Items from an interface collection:
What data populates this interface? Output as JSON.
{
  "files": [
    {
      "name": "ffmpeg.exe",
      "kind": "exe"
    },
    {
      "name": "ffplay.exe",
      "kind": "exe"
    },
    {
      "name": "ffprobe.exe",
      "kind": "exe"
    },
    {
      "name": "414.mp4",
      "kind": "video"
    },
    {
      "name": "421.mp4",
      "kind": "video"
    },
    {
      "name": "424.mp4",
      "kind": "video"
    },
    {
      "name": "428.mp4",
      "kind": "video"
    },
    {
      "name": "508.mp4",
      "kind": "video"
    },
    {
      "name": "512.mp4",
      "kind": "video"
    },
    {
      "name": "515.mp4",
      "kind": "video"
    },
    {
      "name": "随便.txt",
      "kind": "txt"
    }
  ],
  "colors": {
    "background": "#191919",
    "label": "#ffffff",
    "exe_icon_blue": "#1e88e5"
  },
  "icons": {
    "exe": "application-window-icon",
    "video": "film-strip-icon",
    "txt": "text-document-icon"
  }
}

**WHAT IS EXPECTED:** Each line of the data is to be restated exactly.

**RESPONSE TO THIS TASK:**
What data populates this interface? Output as JSON.
{
  "files": [
    {
      "name": "ffmpeg.exe",
      "kind": "exe"
    },
    {
      "name": "ffplay.exe",
      "kind": "exe"
    },
    {
      "name": "ffprobe.exe",
      "kind": "exe"
    },
    {
      "name": "414.mp4",
      "kind": "video"
    },
    {
      "name": "421.mp4",
      "kind": "video"
    },
    {
      "name": "424.mp4",
      "kind": "video"
    },
    {
      "name": "428.mp4",
      "kind": "video"
    },
    {
      "name": "508.mp4",
      "kind": "video"
    },
    {
      "name": "512.mp4",
      "kind": "video"
    },
    {
      "name": "515.mp4",
      "kind": "video"
    },
    {
      "name": "随便.txt",
      "kind": "txt"
    }
  ],
  "colors": {
    "background": "#191919",
    "label": "#ffffff",
    "exe_icon_blue": "#1e88e5"
  },
  "icons": {
    "exe": "application-window-icon",
    "video": "film-strip-icon",
    "txt": "text-document-icon"
  }
}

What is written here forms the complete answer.